Restoring Trust After Teenager Assaulted in Tamarac

Dear Community Members

Compassion, honesty, accountability, and, most of all, trust is all at stake for us in Broward County in the wake of the recent assault on 15-year-old Delucca “Lucca” Rolle by Broward Sheriff’s deputies.

We, as a community, must take on the hard topics surrounding the issue of violence in all its forms in order to safeguard our way of life.

Violence of any kind is tragic and can’t be tolerated. But the pain cuts even deeper when the harm comes at the hands of law enforcement entrusted to protect our community with dignity and respect.

And so, Urban League of Broward County stands with community members as we embrace a critical opportunity to confront the trust that was damaged on April 18 in Tamarac. That was when Delucca, a teenager, was pepper-sprayed in the face and slammed to the ground outside a McDonald’s after J.P. Taravella High School let out for the day.

Sheriff Gregory Tony did the right thing in suspending two deputies involved in the attack. He’s promised a thorough investigation.  And he must share the results timely and transparently.

Broward Attorney General, Mike Satz did the right thing in opening an investigation related to the assault.  The community demands and deserves a thorough investigation and a decision on the assault.  

As we wait, the Urban League is working on restoring trust.

On April 27th, law enforcement, community representatives, youth, parents, and other leaders gathered during the Justice Project’s annual community forum.
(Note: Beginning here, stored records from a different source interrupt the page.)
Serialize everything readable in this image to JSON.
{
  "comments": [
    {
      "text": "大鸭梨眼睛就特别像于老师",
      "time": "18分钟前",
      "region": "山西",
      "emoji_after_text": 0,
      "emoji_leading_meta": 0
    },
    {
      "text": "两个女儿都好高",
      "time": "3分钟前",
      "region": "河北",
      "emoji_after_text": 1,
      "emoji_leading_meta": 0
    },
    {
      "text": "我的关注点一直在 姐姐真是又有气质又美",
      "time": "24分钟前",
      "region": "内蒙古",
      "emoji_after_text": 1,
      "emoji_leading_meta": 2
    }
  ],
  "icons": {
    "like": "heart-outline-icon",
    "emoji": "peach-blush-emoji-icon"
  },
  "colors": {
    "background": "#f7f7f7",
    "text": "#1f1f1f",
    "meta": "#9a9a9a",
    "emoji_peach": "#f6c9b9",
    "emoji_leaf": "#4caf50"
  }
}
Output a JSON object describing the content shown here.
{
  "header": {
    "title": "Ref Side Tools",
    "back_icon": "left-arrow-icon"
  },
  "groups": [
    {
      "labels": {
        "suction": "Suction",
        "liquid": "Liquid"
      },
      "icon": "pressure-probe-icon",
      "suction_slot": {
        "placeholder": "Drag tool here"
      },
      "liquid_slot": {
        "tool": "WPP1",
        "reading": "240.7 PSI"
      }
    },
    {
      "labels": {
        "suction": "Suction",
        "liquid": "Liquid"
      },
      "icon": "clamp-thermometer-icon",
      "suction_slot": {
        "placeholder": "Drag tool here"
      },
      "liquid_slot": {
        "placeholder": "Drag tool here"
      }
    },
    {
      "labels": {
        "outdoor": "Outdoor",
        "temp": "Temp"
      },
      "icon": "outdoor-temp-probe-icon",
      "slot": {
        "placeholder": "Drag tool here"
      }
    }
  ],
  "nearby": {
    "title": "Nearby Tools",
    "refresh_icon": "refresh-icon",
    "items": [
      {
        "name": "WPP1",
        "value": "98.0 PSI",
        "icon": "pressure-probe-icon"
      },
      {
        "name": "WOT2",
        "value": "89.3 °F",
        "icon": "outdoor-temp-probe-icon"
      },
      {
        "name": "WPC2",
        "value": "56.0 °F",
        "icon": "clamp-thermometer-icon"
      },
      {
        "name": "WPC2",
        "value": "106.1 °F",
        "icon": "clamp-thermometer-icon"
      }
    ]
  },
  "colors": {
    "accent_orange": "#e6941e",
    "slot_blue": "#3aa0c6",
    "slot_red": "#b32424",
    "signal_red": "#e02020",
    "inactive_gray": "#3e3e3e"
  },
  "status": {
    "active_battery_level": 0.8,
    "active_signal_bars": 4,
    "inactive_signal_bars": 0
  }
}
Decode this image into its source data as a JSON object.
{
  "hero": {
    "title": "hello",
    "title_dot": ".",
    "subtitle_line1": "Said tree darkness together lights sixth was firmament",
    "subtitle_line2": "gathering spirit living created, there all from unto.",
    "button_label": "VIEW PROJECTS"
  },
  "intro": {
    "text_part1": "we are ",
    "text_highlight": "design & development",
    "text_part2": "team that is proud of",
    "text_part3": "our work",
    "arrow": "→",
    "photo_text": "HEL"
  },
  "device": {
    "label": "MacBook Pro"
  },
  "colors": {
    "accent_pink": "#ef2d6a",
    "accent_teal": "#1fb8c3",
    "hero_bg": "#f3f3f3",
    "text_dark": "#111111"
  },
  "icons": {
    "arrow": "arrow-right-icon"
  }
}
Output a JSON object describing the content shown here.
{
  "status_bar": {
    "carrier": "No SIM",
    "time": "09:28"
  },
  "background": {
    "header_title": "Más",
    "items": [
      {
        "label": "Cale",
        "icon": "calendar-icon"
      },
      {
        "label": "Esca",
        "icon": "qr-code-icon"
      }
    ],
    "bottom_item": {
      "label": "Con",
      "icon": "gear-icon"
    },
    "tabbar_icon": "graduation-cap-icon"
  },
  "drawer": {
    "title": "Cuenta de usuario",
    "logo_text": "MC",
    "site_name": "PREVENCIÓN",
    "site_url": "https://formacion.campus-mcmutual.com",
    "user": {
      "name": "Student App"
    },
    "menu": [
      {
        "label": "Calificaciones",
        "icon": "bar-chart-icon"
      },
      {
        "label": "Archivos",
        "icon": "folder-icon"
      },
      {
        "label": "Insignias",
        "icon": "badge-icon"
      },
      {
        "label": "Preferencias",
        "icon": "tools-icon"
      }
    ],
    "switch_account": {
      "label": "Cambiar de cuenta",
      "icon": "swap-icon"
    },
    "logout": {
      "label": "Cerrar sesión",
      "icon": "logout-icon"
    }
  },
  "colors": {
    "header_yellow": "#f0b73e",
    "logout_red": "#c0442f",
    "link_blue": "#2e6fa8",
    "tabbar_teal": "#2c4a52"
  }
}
This year’s theme, titled Operation: Breaking Barriers, was an initiative to gain collective and mutual understanding of one another, build bridges and strengthen our community. At the event, the attendees divided into groups, known as peace circles, to challenge their biases, answer a series of important questions and develop actionable strategies for the community to act upon:

  • What does accountability look like from the perspective of a parent, a youth, or a law enforcement officer?
  • What does restoring trust and healing look and feel like?
  • How do we make progress in a way that doesn’t leave members of the community silently grappling with unaddressed and inconvenient truths?

Afterward, the circles shared their recommendations, including the following:

  1. Launch ongoing restorative justice peace circles with youth, parents, community leaders and law enforcement throughout Broward County and in our schools.
  2. Expand mentorship opportunities between youth and law enforcement officers.
  3. Build a culture within law enforcement that elevates the values of empathy, listening and mutual respect to improve cultural sensitivity.

All of this is encouraging, but leadership needs to be bold and courageous at a time when polarizing political and social views continue to divide our society. This shift requires an ongoing dialogue with compassion, honesty, accountability, and trust. The Urban League of Broward County will continue to be a leading advocate for positive social change and protecting our most vulnerable communities.

The community, including adults, youth and law enforcement, will move forward.

We will make progress.

Germaine Smith-Baugh, Ed.D
President and CEO of Urban League of Broward County.